Record extracts:
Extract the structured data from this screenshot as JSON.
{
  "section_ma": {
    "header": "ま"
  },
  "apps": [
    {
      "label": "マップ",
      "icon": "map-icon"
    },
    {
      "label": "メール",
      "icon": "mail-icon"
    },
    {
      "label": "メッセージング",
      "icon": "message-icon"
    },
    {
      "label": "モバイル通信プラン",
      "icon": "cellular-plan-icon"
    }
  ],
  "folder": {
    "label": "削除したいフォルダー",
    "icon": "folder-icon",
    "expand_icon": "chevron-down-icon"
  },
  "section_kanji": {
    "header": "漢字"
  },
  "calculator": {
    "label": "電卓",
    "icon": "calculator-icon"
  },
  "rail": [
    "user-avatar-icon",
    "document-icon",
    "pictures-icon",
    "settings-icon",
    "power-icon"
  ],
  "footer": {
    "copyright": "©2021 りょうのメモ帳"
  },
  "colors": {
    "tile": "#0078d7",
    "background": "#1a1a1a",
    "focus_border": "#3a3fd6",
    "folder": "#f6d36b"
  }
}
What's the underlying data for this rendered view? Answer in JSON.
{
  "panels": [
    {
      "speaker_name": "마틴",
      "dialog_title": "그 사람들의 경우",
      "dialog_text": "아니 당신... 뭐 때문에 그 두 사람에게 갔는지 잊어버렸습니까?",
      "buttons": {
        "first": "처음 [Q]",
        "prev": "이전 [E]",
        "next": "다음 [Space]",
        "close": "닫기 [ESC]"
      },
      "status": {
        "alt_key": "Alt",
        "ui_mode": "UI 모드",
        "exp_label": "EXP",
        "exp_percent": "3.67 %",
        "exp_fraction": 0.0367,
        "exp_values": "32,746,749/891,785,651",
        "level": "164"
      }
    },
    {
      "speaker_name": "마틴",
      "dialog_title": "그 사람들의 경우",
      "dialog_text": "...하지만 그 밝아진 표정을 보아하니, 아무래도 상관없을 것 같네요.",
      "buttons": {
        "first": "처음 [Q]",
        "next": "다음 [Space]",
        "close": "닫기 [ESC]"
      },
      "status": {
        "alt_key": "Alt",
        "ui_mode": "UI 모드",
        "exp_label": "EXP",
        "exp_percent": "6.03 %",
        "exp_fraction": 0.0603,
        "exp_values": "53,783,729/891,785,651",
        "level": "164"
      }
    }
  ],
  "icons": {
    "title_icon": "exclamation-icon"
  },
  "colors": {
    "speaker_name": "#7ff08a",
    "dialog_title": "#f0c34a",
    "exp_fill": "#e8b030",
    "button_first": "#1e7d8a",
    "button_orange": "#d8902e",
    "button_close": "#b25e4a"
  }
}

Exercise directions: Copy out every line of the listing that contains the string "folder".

Response below:
  "folder": {
    "icon": "folder-icon",
    "folder": "#f6d36b"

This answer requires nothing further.